* [Source data]:
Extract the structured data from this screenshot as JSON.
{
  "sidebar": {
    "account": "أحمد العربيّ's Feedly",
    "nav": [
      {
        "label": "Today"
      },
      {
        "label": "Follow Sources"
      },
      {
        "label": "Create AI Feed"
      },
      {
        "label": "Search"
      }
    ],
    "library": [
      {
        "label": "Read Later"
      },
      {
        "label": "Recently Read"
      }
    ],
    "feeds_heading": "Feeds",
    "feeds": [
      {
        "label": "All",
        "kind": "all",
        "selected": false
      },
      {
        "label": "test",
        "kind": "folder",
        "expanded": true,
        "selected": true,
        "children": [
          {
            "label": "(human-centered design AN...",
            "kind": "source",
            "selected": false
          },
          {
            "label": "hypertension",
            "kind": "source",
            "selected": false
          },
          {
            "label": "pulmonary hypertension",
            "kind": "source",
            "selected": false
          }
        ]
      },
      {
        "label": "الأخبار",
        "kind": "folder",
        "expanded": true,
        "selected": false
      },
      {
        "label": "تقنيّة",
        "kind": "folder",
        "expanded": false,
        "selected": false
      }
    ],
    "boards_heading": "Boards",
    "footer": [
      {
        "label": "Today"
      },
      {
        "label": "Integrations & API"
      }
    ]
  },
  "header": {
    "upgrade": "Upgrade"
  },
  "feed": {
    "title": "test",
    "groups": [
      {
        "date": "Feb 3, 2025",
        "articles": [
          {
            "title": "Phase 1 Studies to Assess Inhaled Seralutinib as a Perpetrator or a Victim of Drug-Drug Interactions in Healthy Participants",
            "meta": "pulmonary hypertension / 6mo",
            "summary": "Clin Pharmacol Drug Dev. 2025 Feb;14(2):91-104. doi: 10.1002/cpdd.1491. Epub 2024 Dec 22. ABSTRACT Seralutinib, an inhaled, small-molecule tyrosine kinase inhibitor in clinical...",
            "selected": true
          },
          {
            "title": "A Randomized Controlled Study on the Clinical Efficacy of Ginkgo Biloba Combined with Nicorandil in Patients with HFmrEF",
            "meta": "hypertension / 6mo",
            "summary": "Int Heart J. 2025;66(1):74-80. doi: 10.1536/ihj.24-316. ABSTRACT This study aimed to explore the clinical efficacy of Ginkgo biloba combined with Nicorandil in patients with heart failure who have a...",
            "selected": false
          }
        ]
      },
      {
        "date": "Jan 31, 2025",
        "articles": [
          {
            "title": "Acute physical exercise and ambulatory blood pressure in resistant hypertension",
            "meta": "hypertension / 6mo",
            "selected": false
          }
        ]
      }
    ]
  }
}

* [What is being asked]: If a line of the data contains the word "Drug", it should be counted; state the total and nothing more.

* [Solution to this exercise]: 2